Lips touched. He closed his eyes as he tasted her. A kiss such as he had never known before. An honest kiss. Not lust or desire, not demanding or expecting. He drew back, uncertain and shy, but then he reached out to lose himself in the feel of lips and tongue and hands meeting his and he opened himself to her until, emotions exhausted, they separated yet still holding, loathe to break contact.
‘Just hold me. That’s all,’ she murmured and clung to him, pressed against his body. In silence he obeyed her as she snuggled to sleep, her head on his breast again, her hand resting on his shoulder.
He stared at the ceiling. It had been so long. He had, years ago, accepted his solitary life, the lack of contact, the absence of even a welcoming hug. His responsibilities precluded that sort of thing, or so he had told himself in the dark emptiness of solitary nights.
But lying here, as she settled closer into his embrace, as he stroked her hair and bent to kiss the top of her head, he knew that something had returned into his empty existence, and, consoled, he slept.
Was this how his life would end? Here; blind, speechless, alone. Surrounded by inhuman creatures? Would he feel the knife as they cut him open? His heart pounded so fiercely that he thought, and he hoped, it would fail him. He would welcome death. But then he felt a coldness fill his belly, icy fingers that froze his gut, that made him clench and whimper in futile silence. And as sleep was forced into him, as he felt unconsciousness eat into his mind he hoped that Ed would find him. But it was doubtful.
Well, what do I say? I nearly stopped writing this story several times, for a variety of reasons. ( I don’t particularly enjoy being on the receiving end of pretty vile and disgusting abuse, both in comments in various places and also published ‘stories’ from people who set out to slander both me and my family simply because I like to write canon stories most of the time.)
But I didn’t give up. And I am glad now. Some parts of Shepherd 4 were blissfully easy to write – the scene with Straker and Sara at the beginning was so very easy, but the ‘touchy-feely’ scene at the end between Ed and Rebecca took me over three weeks of continuous rewrites before my beta-reader was reasonably satisfied.
The ‘Alec’ clone was never intended. But, as writers out there will no doubt understand, sometimes your story runs away with you. I found myself writing that scene where Ed interrogates ‘Alec’ almost without thinking, and certainly I did very, very few revisions to it. It took the story in a whole new direction as well, but did allow me to bring Paul Foster back in again!

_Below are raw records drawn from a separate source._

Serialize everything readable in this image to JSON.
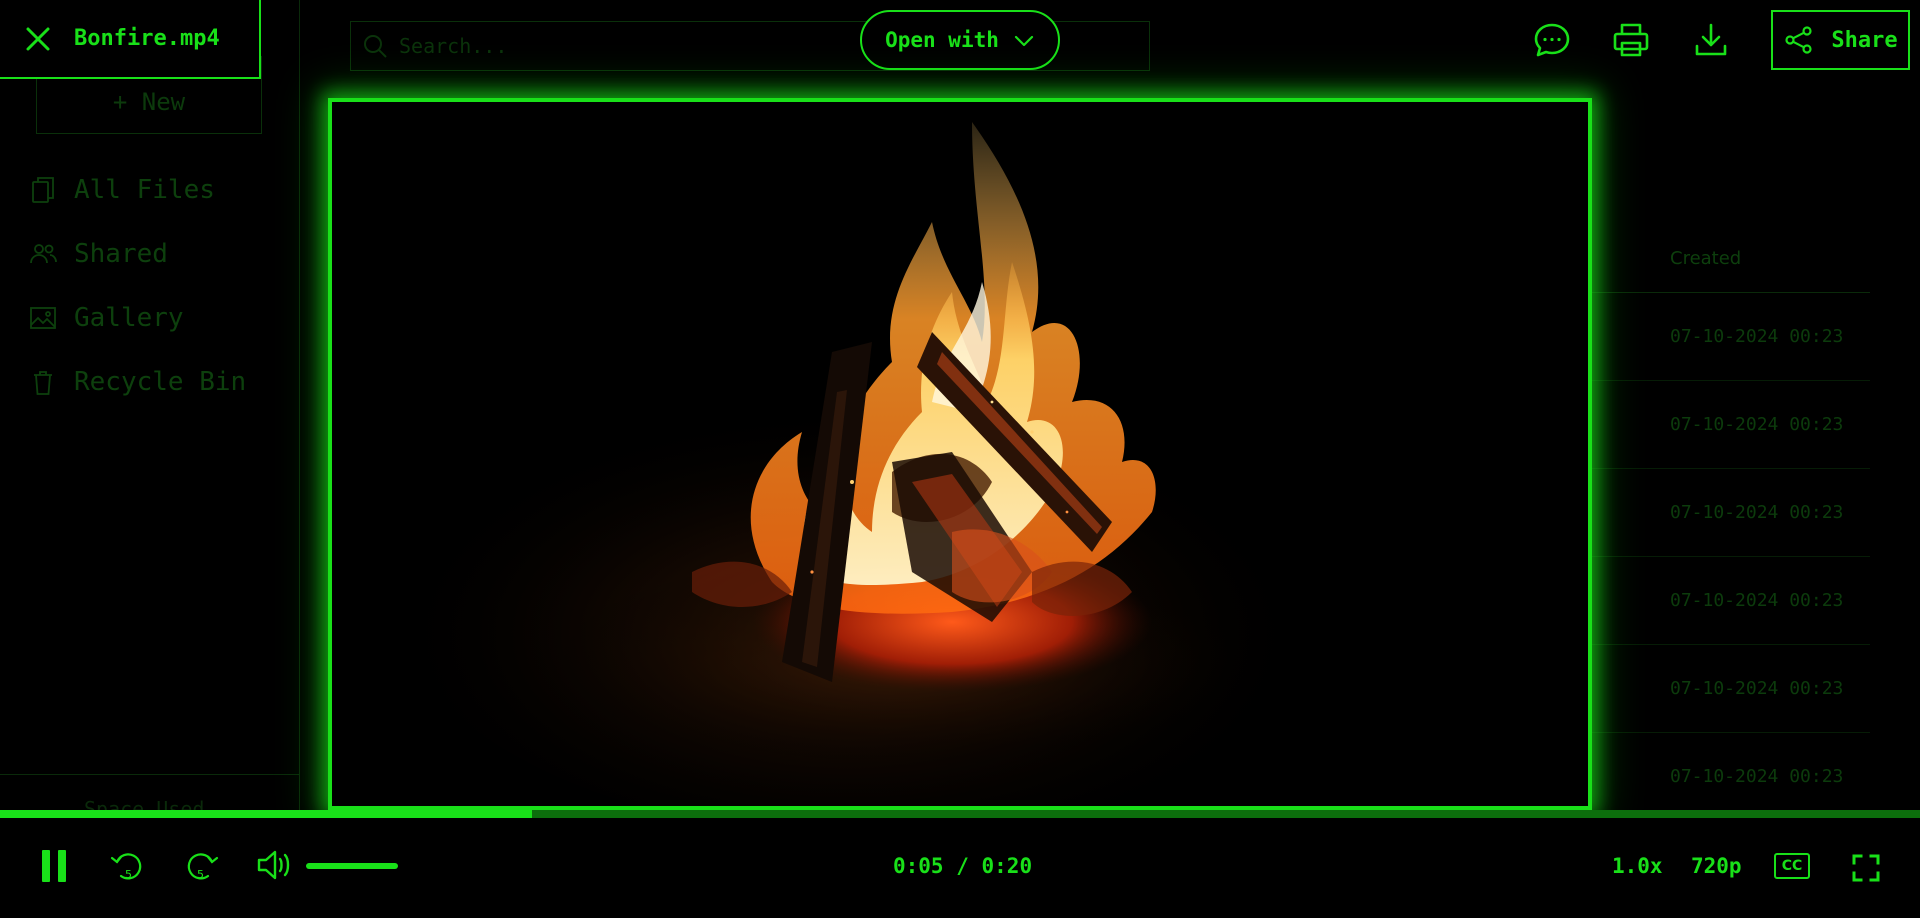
{
  "file": {
    "name": "Bonfire.mp4"
  },
  "sidebar": {
    "new_label": "+ New",
    "items": [
      {
        "label": "All Files",
        "icon": "files-icon"
      },
      {
        "label": "Shared",
        "icon": "people-icon"
      },
      {
        "label": "Gallery",
        "icon": "image-icon"
      },
      {
        "label": "Recycle Bin",
        "icon": "trash-icon"
      }
    ],
    "footer_partial": "Space Used"
  },
  "search": {
    "placeholder": "Search..."
  },
  "header": {
    "open_with_label": "Open with",
    "share_label": "Share",
    "icons": [
      "comment-icon",
      "print-icon",
      "download-icon",
      "share-icon"
    ]
  },
  "file_table": {
    "column_created": "Created",
    "rows": [
      "07-10-2024 00:23",
      "07-10-2024 00:23",
      "07-10-2024 00:23",
      "07-10-2024 00:23",
      "07-10-2024 00:23",
      "07-10-2024 00:23"
    ]
  },
  "player": {
    "current_time": "0:05",
    "duration": "0:20",
    "time_separator": " / ",
    "progress_fraction": 0.277,
    "rewind_seconds": "5",
    "forward_seconds": "5",
    "volume_fraction": 1.0,
    "speed": "1.0x",
    "quality": "720p",
    "captions_label": "CC",
    "state": "playing"
  },
  "theme": {
    "accent": "#19e019",
    "background": "#000000"
  }
}
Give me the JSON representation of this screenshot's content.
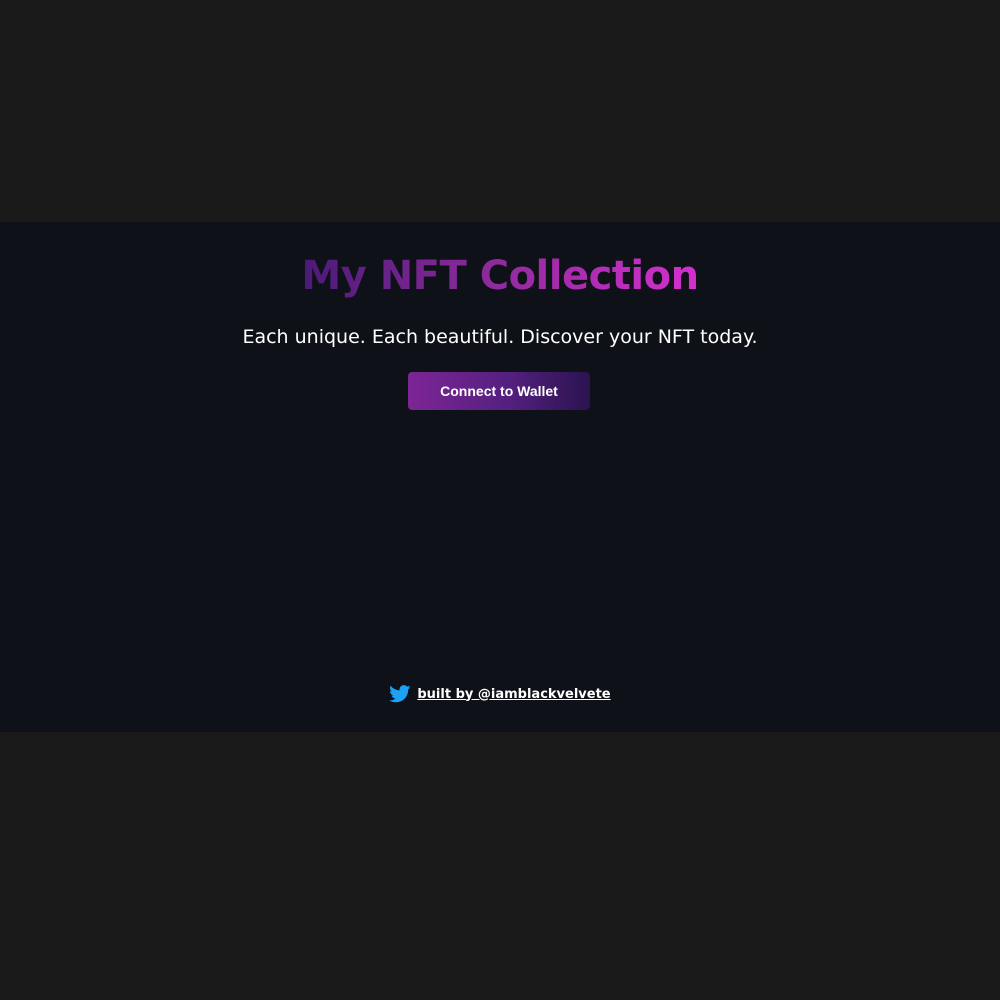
{
  "header": {
    "title": "My NFT Collection",
    "subtitle": "Each unique. Each beautiful. Discover your NFT today."
  },
  "actions": {
    "connect_label": "Connect to Wallet"
  },
  "footer": {
    "icon": "twitter-icon",
    "link_text": "built by @iamblackvelvete"
  },
  "colors": {
    "page_bg": "#1a1a1a",
    "app_bg": "#0e1117",
    "title_gradient_start": "#4b1a78",
    "title_gradient_end": "#d62fcf",
    "button_gradient_start": "#7d2596",
    "button_gradient_end": "#2b1350",
    "twitter_blue": "#1da1f2"
  }
}
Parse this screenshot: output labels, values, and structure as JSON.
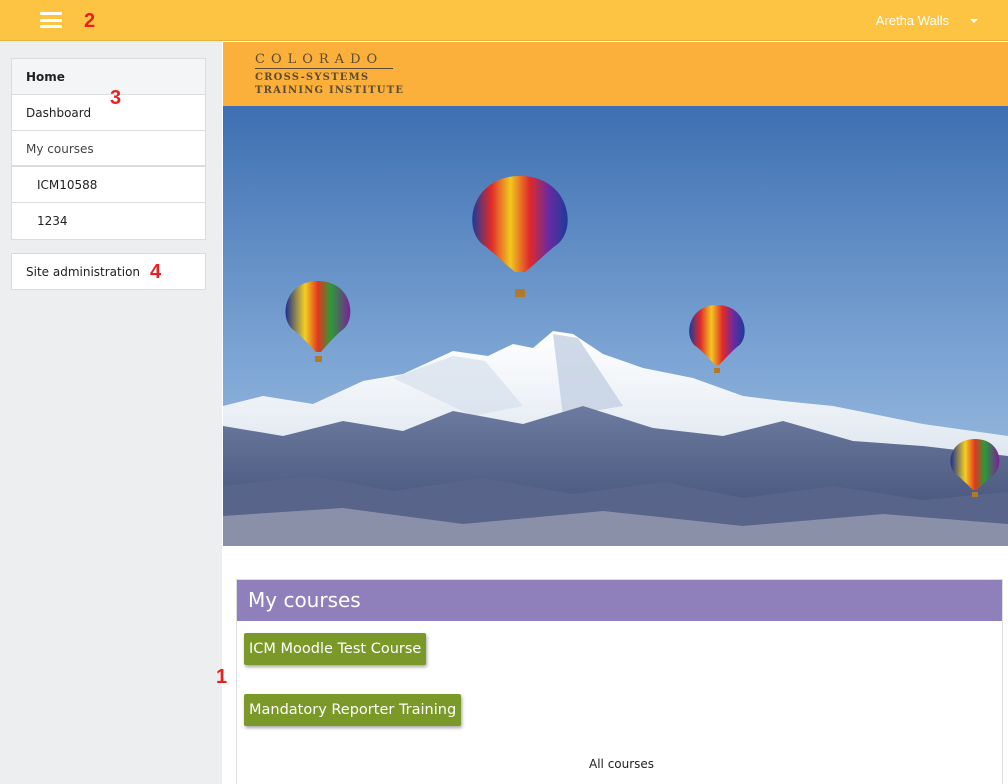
{
  "navbar": {
    "menu_icon": "hamburger-menu-icon",
    "user_name": "Aretha Walls",
    "user_caret_icon": "caret-down-icon",
    "color": "#fdc443"
  },
  "markers": {
    "m1": "1",
    "m2": "2",
    "m3": "3",
    "m4": "4"
  },
  "sidebar": {
    "nav": [
      "Home",
      "Dashboard",
      "My courses",
      "ICM10588",
      "1234"
    ],
    "admin": "Site administration"
  },
  "brand": {
    "line1": "COLORADO",
    "line2": "CROSS-SYSTEMS",
    "line3": "TRAINING INSTITUTE",
    "color": "#fbb03b"
  },
  "hero": {
    "description_icon": "hot-air-balloons-over-mountains-image"
  },
  "courses": {
    "title": "My courses",
    "items": [
      "ICM Moodle Test Course",
      "Mandatory Reporter Training"
    ],
    "all_link": "All courses",
    "header_color": "#8f7fba",
    "button_color": "#7a9928"
  }
}
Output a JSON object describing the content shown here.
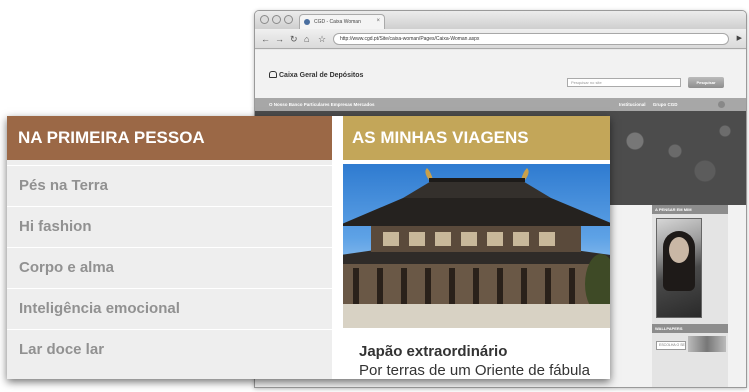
{
  "browser": {
    "tab_title": "CGD - Caixa Woman",
    "url": "http://www.cgd.pt/Site/caixa-woman/Pages/Caixa-Woman.aspx"
  },
  "website": {
    "logo_text": "Caixa Geral de Depósitos",
    "search_placeholder": "Pesquisar no site",
    "search_button": "Pesquisar",
    "nav_left": "O Nosso Banco   Particulares   Empresas   Mercados",
    "nav_right": [
      "Institucional",
      "Grupo CGD"
    ],
    "side_head_1": "A PENSAR EM MIM",
    "side_head_2": "WALLPAPERS",
    "wallpaper_button": "ESCOLHA O SEU"
  },
  "panel": {
    "left_heading": "NA PRIMEIRA PESSOA",
    "left_items": [
      "Pés na Terra",
      "Hi fashion",
      "Corpo e alma",
      "Inteligência emocional",
      "Lar doce lar"
    ],
    "right_heading": "AS MINHAS VIAGENS",
    "article_title": "Japão extraordinário",
    "article_subtitle": "Por terras de um Oriente de fábula"
  },
  "colors": {
    "left_heading_bg": "#9b6846",
    "right_heading_bg": "#c3a659",
    "menu_text": "#919191"
  }
}
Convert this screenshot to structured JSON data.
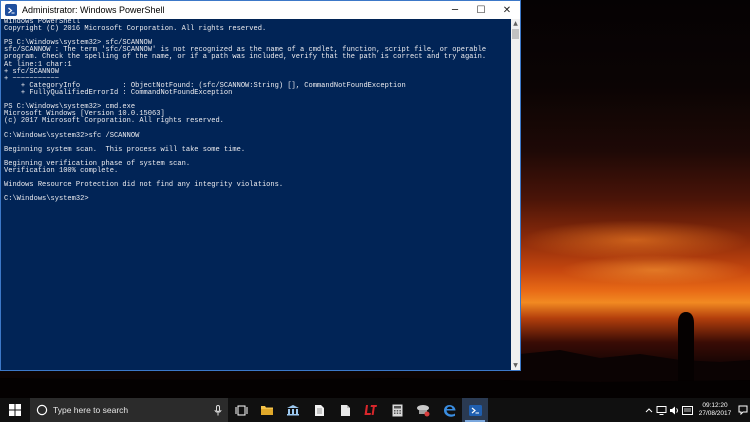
{
  "window": {
    "title": "Administrator: Windows PowerShell",
    "minimize_label": "─",
    "maximize_label": "☐",
    "close_label": "✕"
  },
  "console": {
    "lines": [
      "Windows PowerShell",
      "Copyright (C) 2016 Microsoft Corporation. All rights reserved.",
      "",
      "PS C:\\Windows\\system32> sfc/SCANNOW",
      "sfc/SCANNOW : The term 'sfc/SCANNOW' is not recognized as the name of a cmdlet, function, script file, or operable",
      "program. Check the spelling of the name, or if a path was included, verify that the path is correct and try again.",
      "At line:1 char:1",
      "+ sfc/SCANNOW",
      "+ ~~~~~~~~~~~",
      "    + CategoryInfo          : ObjectNotFound: (sfc/SCANNOW:String) [], CommandNotFoundException",
      "    + FullyQualifiedErrorId : CommandNotFoundException",
      "",
      "PS C:\\Windows\\system32> cmd.exe",
      "Microsoft Windows [Version 10.0.15063]",
      "(c) 2017 Microsoft Corporation. All rights reserved.",
      "",
      "C:\\Windows\\system32>sfc /SCANNOW",
      "",
      "Beginning system scan.  This process will take some time.",
      "",
      "Beginning verification phase of system scan.",
      "Verification 100% complete.",
      "",
      "Windows Resource Protection did not find any integrity violations.",
      "",
      "C:\\Windows\\system32>"
    ]
  },
  "taskbar": {
    "search_placeholder": "Type here to search",
    "clock_time": "09:12:20",
    "clock_date": "27/08/2017",
    "pinned_icons": [
      "task-view-icon",
      "file-explorer-icon",
      "library-icon",
      "document-icon",
      "blank-document-icon",
      "lt-app-icon",
      "calculator-icon",
      "network-app-icon",
      "edge-icon",
      "powershell-icon"
    ],
    "tray_icons": [
      "chevron-up-icon",
      "network-icon",
      "volume-icon",
      "language-icon"
    ],
    "accent_color": "#7aa7dd"
  },
  "colors": {
    "console_bg": "#012456",
    "console_fg": "#eeedf0",
    "window_border": "#3c78c8"
  }
}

I expect some readers will think I ‘copped out’ by not letting Straker and Rebecca have sex. But he wouldn’t have. At least, MY Ed Straker wouldn’t. And I am pretty sure Ed Bishop’s Straker wouldn’t have either. And that is all that matters.